§ Exercise: Send back all of the data, word for word.

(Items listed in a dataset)
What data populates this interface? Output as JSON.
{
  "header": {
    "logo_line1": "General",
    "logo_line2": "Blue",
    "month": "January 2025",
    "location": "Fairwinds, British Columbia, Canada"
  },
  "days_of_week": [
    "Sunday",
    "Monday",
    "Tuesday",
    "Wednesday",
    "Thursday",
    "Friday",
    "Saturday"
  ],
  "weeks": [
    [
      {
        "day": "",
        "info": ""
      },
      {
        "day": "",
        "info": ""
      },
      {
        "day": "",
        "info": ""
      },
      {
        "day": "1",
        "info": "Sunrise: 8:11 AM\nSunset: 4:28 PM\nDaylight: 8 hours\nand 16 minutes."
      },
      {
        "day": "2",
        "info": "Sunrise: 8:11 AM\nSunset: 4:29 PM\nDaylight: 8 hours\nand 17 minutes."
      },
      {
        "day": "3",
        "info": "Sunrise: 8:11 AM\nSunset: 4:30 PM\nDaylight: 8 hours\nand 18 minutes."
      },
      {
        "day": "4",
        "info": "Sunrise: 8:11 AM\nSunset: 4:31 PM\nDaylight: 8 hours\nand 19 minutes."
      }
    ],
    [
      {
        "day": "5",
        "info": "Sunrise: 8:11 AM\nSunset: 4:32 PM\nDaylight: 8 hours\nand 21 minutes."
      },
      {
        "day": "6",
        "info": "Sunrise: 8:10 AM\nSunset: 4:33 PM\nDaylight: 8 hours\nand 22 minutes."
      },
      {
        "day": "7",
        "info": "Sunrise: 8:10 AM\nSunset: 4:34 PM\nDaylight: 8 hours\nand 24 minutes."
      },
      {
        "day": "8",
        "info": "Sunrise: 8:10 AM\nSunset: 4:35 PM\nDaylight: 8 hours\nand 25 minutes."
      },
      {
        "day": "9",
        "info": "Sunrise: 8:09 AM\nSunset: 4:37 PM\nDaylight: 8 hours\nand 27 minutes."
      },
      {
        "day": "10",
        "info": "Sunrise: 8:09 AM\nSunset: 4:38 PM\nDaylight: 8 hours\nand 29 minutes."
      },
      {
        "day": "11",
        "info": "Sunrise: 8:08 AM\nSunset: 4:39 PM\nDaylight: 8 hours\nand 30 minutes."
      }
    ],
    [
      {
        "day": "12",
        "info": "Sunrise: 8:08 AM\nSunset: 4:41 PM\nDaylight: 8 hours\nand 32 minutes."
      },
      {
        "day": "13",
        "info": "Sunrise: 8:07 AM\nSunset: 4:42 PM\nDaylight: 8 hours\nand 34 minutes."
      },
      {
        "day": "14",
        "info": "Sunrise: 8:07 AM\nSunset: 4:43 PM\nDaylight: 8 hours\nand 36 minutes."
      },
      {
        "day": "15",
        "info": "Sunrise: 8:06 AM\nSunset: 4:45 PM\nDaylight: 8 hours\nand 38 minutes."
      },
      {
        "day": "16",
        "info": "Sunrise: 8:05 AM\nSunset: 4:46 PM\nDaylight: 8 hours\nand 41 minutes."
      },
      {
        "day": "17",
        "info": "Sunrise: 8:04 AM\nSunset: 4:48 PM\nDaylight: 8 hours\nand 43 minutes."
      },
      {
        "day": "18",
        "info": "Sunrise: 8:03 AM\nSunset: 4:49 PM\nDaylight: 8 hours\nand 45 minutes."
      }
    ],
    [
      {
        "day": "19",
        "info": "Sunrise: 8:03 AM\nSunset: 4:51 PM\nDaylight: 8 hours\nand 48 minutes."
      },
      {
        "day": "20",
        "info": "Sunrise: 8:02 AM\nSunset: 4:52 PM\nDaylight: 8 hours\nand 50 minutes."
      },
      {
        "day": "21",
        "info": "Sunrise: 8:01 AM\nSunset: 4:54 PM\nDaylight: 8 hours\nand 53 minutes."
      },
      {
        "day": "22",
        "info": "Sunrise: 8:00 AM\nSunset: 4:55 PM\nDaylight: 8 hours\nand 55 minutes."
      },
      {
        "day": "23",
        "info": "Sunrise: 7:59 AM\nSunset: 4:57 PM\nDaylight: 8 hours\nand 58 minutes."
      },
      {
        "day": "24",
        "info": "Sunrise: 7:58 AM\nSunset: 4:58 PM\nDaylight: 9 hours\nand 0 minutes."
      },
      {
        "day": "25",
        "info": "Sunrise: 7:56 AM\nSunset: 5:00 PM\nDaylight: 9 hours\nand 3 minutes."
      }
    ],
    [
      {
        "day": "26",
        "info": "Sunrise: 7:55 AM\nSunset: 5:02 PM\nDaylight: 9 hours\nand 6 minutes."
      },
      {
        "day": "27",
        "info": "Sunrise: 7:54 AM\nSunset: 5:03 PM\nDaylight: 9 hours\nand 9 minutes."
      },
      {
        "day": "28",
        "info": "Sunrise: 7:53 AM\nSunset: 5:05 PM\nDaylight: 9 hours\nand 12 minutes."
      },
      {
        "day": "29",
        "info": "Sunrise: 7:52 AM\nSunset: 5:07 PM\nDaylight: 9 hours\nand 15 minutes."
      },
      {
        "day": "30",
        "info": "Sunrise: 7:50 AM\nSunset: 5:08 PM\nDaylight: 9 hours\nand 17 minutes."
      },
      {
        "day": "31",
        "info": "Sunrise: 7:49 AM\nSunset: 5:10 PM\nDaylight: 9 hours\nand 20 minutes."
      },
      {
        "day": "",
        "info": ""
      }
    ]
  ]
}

§ Solution for this task:
What data populates this interface? Output as JSON.
{
  "header": {
    "logo_line1": "General",
    "logo_line2": "Blue",
    "month": "January 2025",
    "location": "Fairwinds, British Columbia, Canada"
  },
  "days_of_week": [
    "Sunday",
    "Monday",
    "Tuesday",
    "Wednesday",
    "Thursday",
    "Friday",
    "Saturday"
  ],
  "weeks": [
    [
      {
        "day": "",
        "info": ""
      },
      {
        "day": "",
        "info": ""
      },
      {
        "day": "",
        "info": ""
      },
      {
        "day": "1",
        "info": "Sunrise: 8:11 AM\nSunset: 4:28 PM\nDaylight: 8 hours\nand 16 minutes."
      },
      {
        "day": "2",
        "info": "Sunrise: 8:11 AM\nSunset: 4:29 PM\nDaylight: 8 hours\nand 17 minutes."
      },
      {
        "day": "3",
        "info": "Sunrise: 8:11 AM\nSunset: 4:30 PM\nDaylight: 8 hours\nand 18 minutes."
      },
      {
        "day": "4",
        "info": "Sunrise: 8:11 AM\nSunset: 4:31 PM\nDaylight: 8 hours\nand 19 minutes."
      }
    ],
    [
      {
        "day": "5",
        "info": "Sunrise: 8:11 AM\nSunset: 4:32 PM\nDaylight: 8 hours\nand 21 minutes."
      },
      {
        "day": "6",
        "info": "Sunrise: 8:10 AM\nSunset: 4:33 PM\nDaylight: 8 hours\nand 22 minutes."
      },
      {
        "day": "7",
        "info": "Sunrise: 8:10 AM\nSunset: 4:34 PM\nDaylight: 8 hours\nand 24 minutes."
      },
      {
        "day": "8",
        "info": "Sunrise: 8:10 AM\nSunset: 4:35 PM\nDaylight: 8 hours\nand 25 minutes."
      },
      {
        "day": "9",
        "info": "Sunrise: 8:09 AM\nSunset: 4:37 PM\nDaylight: 8 hours\nand 27 minutes."
      },
      {
        "day": "10",
        "info": "Sunrise: 8:09 AM\nSunset: 4:38 PM\nDaylight: 8 hours\nand 29 minutes."
      },
      {
        "day": "11",
        "info": "Sunrise: 8:08 AM\nSunset: 4:39 PM\nDaylight: 8 hours\nand 30 minutes."
      }
    ],
    [
      {
        "day": "12",
        "info": "Sunrise: 8:08 AM\nSunset: 4:41 PM\nDaylight: 8 hours\nand 32 minutes."
      },
      {
        "day": "13",
        "info": "Sunrise: 8:07 AM\nSunset: 4:42 PM\nDaylight: 8 hours\nand 34 minutes."
      },
      {
        "day": "14",
        "info": "Sunrise: 8:07 AM\nSunset: 4:43 PM\nDaylight: 8 hours\nand 36 minutes."
      },
      {
        "day": "15",
        "info": "Sunrise: 8:06 AM\nSunset: 4:45 PM\nDaylight: 8 hours\nand 38 minutes."
      },
      {
        "day": "16",
        "info": "Sunrise: 8:05 AM\nSunset: 4:46 PM\nDaylight: 8 hours\nand 41 minutes."
      },
      {
        "day": "17",
        "info": "Sunrise: 8:04 AM\nSunset: 4:48 PM\nDaylight: 8 hours\nand 43 minutes."
      },
      {
        "day": "18",
        "info": "Sunrise: 8:03 AM\nSunset: 4:49 PM\nDaylight: 8 hours\nand 45 minutes."
      }
    ],
    [
      {
        "day": "19",
        "info": "Sunrise: 8:03 AM\nSunset: 4:51 PM\nDaylight: 8 hours\nand 48 minutes."
      },
      {
        "day": "20",
        "info": "Sunrise: 8:02 AM\nSunset: 4:52 PM\nDaylight: 8 hours\nand 50 minutes."
      },
      {
        "day": "21",
        "info": "Sunrise: 8:01 AM\nSunset: 4:54 PM\nDaylight: 8 hours\nand 53 minutes."
      },
      {
        "day": "22",
        "info": "Sunrise: 8:00 AM\nSunset: 4:55 PM\nDaylight: 8 hours\nand 55 minutes."
      },
      {
        "day": "23",
        "info": "Sunrise: 7:59 AM\nSunset: 4:57 PM\nDaylight: 8 hours\nand 58 minutes."
      },
      {
        "day": "24",
        "info": "Sunrise: 7:58 AM\nSunset: 4:58 PM\nDaylight: 9 hours\nand 0 minutes."
      },
      {
        "day": "25",
        "info": "Sunrise: 7:56 AM\nSunset: 5:00 PM\nDaylight: 9 hours\nand 3 minutes."
      }
    ],
    [
      {
        "day": "26",
        "info": "Sunrise: 7:55 AM\nSunset: 5:02 PM\nDaylight: 9 hours\nand 6 minutes."
      },
      {
        "day": "27",
        "info": "Sunrise: 7:54 AM\nSunset: 5:03 PM\nDaylight: 9 hours\nand 9 minutes."
      },
      {
        "day": "28",
        "info": "Sunrise: 7:53 AM\nSunset: 5:05 PM\nDaylight: 9 hours\nand 12 minutes."
      },
      {
        "day": "29",
        "info": "Sunrise: 7:52 AM\nSunset: 5:07 PM\nDaylight: 9 hours\nand 15 minutes."
      },
      {
        "day": "30",
        "info": "Sunrise: 7:50 AM\nSunset: 5:08 PM\nDaylight: 9 hours\nand 17 minutes."
      },
      {
        "day": "31",
        "info": "Sunrise: 7:49 AM\nSunset: 5:10 PM\nDaylight: 9 hours\nand 20 minutes."
      },
      {
        "day": "",
        "info": ""
      }
    ]
  ]
}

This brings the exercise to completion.